In the fall of 1906 four civil engineering students at the University of Illinois began planning and organizing a club of like-minded engineers that grew to the 16 founders of Triangle Fraternity by the time it was legally incorporated on April 15, 1907. They chose Triangle as a name rather than Greek letters because the shape is used in most structures. Think truss bridges or rafters. In the Fall of 1907 most of them moved into the first Triangle Chapter house. In 1910 they built a house meant to satisfy their needs for the next 53 years.

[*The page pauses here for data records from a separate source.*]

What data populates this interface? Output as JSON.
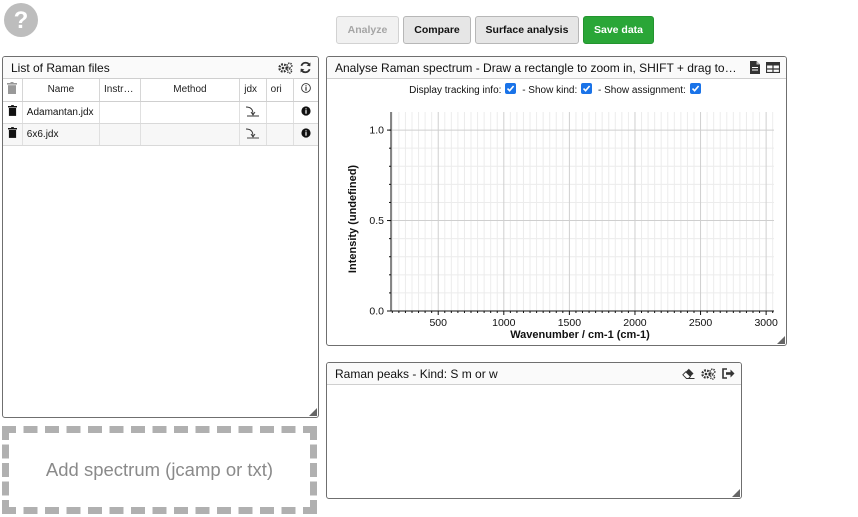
{
  "toolbar": {
    "analyze_label": "Analyze",
    "compare_label": "Compare",
    "surface_label": "Surface analysis",
    "save_label": "Save data"
  },
  "files_panel": {
    "title": "List of Raman files",
    "columns": [
      "Name",
      "Instr…",
      "Method",
      "jdx",
      "ori"
    ],
    "rows": [
      {
        "name": "Adamantan.jdx",
        "instrument": "",
        "method": ""
      },
      {
        "name": "6x6.jdx",
        "instrument": "",
        "method": ""
      }
    ]
  },
  "spectrum_panel": {
    "title": "Analyse Raman spectrum - Draw a rectangle to zoom in, SHIFT + drag to…",
    "options": {
      "tracking_label": "Display tracking info:",
      "kind_label": "- Show kind:",
      "assignment_label": "- Show assignment:"
    }
  },
  "chart_data": {
    "type": "line",
    "series": [],
    "xlabel": "Wavenumber / cm-1  (cm-1)",
    "ylabel": "Intensity  (undefined)",
    "xlim": [
      140,
      3060
    ],
    "ylim": [
      0,
      1.1
    ],
    "xticks": [
      500,
      1000,
      1500,
      2000,
      2500,
      3000
    ],
    "yticks": [
      0.0,
      0.5,
      1.0
    ],
    "xtick_labels": [
      "500",
      "1000",
      "1500",
      "2000",
      "2500",
      "3000"
    ],
    "ytick_labels": [
      "0.0",
      "0.5",
      "1.0"
    ],
    "grid": true
  },
  "peaks_panel": {
    "title": "Raman peaks - Kind: S m or w"
  },
  "dropzone": {
    "label": "Add spectrum (jcamp or txt)"
  },
  "colors": {
    "save_button": "#2aa637",
    "checkbox": "#1a73e8",
    "grid_major": "#cfcfcf",
    "grid_minor": "#ececec"
  }
}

The formal initiation Ritual and many other traditions were established around this time.
In 1909 the second chapter at Purdue joined in, followed by Ohio State in 1911 and Wisconsin in 1913. Shortly thereafter World War I started, members joined the Army, and by 1918 all four chapters had folded. There were no active chapters operating and all had either sold their chapter houses or rented them out to the Army. The dedication of the brothers to the idea of Triangle was too great to let it die. By 1919 all four chapters were up and running again. A year later the 5th chapter, Kentucky, was installed and by 1942 fourteen more were installed mostly in the Midwest. In 1921 the membership was expanded to include all engineers not just Civil. In 1946 Architects were added and in 1961 students in Science, that is Mathematics, Chemistry and Physics were included. In 1983 Computer Science was included. The Second World War also saw a decline in Triangle but surprisingly not as much as the earlier war. Membership was about half of normal by 1945 and eleven chapters continued to operate at reduced levels thru the war. By the end of 1946 almost all chapters were up and running again with houses. The next wave of new chapters started with Nebraska in 1963 and by 1972 eleven more chapters were installed. No new chapters were started in the next 7 years. Fraternities were unpopular on college campuses in the early 1970s. This was due to the perception that fraternities were part of the establishment. Many students were into the hippie and anti-Vietnam War culture. Some national fraternities lost half their chapters. Triangle lost 3. The Triangle national organization struggled to keep things together with the lower membership. By 1980 fraternities were recovering including Triangle. In the years 1979-89 seven chapters were added. By 1992 Triangle was on 39 campuses.
Unfortunately the 1990s and the first few years of the 21st century did not have good numbers for Triangle. Several chapters went inactive and by the Centennial in 2007 there were 28 operating chapters and 4 colonies. A colony is a star- up organization before it grows to be a full-fledged chapter. Membership was about 70% of its peak, at about 850. At the Centennial Convention in 2007 our National Council changed the focus of the fraternity by the slogan “We choose to grow”. Expansion was emphasized with two recently graduated staff members of the national office trained to start new colonies from scratch using techniques proven to work in other fraternities. They also help chapters grow and enhance the experience of their members. This approach has been very successful. There are new locations mostly in California and the South and several old chapters were restarted. Triangle is currently at 42 campuses with 1300 student members. More are planned. Another bright spot is that giving by alumni to the fraternity and Triangle Education Foundation is at an all-time high. This has enabled more scholarships and training programs for our actives that help in chapter operations. We look forward to a future that has Triangle at most major engineering campuses and as a leader in the fraternity world.